*What needs to be done*
If a line holds the word "text", copy it from the entries.

++++ Data excerpts

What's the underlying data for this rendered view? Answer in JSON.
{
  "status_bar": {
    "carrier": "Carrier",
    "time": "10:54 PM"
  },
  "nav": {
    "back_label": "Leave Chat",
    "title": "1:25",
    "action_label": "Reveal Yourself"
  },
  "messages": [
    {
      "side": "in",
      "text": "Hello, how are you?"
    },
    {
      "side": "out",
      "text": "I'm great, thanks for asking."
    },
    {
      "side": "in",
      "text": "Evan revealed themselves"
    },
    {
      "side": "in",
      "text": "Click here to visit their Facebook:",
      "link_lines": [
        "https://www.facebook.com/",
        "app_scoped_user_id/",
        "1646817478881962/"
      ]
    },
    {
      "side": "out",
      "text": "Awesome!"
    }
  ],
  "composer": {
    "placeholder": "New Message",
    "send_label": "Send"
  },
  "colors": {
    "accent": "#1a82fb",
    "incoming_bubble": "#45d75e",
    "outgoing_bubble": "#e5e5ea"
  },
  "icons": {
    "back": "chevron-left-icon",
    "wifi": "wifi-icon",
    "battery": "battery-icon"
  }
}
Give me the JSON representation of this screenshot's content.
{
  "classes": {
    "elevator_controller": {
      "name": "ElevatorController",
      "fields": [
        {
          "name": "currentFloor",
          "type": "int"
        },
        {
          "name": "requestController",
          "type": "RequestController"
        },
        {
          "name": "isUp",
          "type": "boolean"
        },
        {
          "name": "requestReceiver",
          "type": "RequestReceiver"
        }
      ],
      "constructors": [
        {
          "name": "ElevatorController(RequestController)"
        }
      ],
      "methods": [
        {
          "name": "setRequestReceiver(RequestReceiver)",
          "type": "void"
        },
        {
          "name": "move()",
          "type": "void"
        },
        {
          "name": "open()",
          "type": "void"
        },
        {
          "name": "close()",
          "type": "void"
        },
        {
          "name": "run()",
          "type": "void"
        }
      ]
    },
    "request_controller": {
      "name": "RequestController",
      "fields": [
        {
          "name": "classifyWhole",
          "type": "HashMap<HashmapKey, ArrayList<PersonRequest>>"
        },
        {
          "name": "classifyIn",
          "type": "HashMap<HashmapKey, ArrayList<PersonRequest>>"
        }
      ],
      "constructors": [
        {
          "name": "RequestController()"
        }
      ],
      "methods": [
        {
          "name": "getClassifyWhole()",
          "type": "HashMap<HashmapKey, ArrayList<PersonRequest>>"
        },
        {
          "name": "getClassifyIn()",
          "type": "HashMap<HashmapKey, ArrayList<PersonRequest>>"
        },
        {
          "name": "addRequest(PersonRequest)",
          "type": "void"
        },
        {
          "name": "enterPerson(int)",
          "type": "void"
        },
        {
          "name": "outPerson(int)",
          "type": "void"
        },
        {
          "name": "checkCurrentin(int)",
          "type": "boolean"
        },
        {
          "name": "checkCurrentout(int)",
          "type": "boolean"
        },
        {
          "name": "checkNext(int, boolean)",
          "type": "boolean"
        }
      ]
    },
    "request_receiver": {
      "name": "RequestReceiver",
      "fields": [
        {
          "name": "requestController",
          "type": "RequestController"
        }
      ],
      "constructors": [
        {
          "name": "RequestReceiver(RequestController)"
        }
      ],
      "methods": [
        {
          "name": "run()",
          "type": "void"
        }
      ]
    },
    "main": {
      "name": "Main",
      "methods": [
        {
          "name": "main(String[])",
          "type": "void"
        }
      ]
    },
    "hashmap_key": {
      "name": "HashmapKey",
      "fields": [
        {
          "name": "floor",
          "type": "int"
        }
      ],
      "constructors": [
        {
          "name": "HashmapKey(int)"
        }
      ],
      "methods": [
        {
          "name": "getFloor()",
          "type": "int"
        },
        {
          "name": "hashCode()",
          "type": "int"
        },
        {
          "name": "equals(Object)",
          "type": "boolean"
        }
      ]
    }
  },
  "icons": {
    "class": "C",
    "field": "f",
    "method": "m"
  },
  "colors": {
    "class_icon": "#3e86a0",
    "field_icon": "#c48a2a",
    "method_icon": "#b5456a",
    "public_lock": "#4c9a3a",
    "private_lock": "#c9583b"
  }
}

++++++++

*Exercise result*
      "text": "Hello, how are you?"
      "text": "I'm great, thanks for asking."
      "text": "Evan revealed themselves"
      "text": "Click here to visit their Facebook:",
      "text": "Awesome!"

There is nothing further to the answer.